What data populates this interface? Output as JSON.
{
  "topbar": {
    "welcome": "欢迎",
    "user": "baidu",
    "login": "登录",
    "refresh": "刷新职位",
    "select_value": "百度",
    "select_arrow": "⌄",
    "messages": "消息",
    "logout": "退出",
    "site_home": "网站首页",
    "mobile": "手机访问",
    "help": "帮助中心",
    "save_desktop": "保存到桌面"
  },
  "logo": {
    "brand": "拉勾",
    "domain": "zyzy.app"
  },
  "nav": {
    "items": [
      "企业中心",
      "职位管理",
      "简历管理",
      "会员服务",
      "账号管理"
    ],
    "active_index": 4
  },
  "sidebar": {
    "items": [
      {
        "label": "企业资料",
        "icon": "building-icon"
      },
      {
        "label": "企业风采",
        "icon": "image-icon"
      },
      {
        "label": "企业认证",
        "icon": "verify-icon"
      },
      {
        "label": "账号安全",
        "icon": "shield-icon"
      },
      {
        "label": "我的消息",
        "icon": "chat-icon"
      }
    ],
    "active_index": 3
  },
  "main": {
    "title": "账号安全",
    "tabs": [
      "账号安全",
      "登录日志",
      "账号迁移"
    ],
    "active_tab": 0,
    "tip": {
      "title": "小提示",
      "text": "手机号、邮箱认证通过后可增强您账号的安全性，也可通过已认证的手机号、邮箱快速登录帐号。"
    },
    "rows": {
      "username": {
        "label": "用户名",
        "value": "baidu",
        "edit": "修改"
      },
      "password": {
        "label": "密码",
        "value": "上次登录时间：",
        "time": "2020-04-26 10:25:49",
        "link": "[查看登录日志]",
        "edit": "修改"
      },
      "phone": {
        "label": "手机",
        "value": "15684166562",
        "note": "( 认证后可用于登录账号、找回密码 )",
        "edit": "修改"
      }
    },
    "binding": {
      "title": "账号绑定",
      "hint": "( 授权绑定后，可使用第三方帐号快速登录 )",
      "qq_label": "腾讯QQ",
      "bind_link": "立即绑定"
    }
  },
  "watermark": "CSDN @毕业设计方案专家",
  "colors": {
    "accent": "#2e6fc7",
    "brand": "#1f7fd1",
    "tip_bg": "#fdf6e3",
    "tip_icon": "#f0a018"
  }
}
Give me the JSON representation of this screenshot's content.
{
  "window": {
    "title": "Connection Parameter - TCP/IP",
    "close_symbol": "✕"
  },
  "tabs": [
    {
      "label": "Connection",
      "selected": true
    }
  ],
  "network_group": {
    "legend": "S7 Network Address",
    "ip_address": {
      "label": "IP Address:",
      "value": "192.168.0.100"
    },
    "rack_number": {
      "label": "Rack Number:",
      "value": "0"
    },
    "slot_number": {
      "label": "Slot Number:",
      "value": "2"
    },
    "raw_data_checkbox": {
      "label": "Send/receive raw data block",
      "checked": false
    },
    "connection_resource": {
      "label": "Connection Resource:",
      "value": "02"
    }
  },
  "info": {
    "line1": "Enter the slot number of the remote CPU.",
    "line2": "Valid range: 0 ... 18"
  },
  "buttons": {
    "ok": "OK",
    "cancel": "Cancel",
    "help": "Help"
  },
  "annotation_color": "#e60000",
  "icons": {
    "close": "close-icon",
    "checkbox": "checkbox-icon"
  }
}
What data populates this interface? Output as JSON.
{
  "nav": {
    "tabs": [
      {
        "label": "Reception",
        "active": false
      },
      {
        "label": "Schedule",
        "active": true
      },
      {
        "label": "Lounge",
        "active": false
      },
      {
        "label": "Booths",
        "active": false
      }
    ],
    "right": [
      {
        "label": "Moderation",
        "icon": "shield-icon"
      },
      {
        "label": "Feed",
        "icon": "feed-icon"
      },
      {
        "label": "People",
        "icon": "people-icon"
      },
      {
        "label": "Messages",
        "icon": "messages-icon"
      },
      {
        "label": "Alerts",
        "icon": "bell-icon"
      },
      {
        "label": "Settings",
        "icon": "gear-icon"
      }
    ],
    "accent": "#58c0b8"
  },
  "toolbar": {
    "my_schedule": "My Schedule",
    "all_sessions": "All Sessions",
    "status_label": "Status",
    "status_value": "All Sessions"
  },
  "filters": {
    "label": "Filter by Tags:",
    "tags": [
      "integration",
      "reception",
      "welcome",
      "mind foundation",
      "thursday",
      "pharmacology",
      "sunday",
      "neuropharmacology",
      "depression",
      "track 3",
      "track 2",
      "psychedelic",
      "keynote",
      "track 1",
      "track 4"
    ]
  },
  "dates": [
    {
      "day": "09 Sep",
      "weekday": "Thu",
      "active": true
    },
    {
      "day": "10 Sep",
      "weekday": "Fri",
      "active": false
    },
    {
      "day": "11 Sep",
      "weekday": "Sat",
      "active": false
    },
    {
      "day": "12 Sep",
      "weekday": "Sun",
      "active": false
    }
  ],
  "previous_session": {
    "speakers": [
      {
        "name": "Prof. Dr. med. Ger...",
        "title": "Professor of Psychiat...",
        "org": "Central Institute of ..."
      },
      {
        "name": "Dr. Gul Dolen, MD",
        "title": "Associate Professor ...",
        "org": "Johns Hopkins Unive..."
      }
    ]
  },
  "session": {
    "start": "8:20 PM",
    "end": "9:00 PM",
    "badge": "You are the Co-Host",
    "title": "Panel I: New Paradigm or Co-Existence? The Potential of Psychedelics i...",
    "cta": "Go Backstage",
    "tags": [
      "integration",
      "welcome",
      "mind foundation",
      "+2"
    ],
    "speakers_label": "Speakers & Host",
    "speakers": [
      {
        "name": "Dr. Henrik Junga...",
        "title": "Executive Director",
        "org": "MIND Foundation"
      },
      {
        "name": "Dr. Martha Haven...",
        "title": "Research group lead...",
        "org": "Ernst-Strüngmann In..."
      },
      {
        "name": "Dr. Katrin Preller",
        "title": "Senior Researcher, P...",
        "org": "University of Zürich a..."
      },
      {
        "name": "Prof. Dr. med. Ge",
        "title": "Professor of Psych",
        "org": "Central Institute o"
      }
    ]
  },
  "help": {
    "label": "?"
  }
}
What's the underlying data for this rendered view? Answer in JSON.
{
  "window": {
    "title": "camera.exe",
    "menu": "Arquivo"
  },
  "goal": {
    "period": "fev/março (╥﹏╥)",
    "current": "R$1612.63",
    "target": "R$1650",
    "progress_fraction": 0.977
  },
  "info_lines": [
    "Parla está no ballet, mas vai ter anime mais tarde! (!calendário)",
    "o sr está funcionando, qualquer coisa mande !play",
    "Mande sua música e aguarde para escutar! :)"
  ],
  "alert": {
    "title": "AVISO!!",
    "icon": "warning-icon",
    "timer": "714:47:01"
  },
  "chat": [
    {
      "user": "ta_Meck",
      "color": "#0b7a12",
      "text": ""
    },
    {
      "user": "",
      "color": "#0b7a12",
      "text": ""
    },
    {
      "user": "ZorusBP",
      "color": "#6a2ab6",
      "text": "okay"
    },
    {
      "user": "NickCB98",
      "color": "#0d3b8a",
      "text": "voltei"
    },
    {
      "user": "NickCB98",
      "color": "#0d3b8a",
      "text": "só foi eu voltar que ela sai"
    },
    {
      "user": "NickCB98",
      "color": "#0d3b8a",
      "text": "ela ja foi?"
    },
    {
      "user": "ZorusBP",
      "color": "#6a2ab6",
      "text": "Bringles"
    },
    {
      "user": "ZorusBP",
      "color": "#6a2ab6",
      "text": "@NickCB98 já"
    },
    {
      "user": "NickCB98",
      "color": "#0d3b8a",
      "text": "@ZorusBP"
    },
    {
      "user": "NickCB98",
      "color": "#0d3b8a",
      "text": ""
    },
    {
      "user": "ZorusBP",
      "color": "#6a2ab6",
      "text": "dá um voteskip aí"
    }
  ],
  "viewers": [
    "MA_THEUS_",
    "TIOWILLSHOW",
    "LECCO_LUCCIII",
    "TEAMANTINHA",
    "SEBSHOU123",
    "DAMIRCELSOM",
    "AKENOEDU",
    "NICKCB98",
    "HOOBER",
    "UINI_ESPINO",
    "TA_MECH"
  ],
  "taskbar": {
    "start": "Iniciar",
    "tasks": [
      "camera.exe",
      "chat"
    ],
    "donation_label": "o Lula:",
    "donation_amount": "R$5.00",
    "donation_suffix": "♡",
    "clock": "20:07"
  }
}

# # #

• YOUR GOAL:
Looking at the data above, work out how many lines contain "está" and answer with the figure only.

• RESULT OF THIS TASK:
2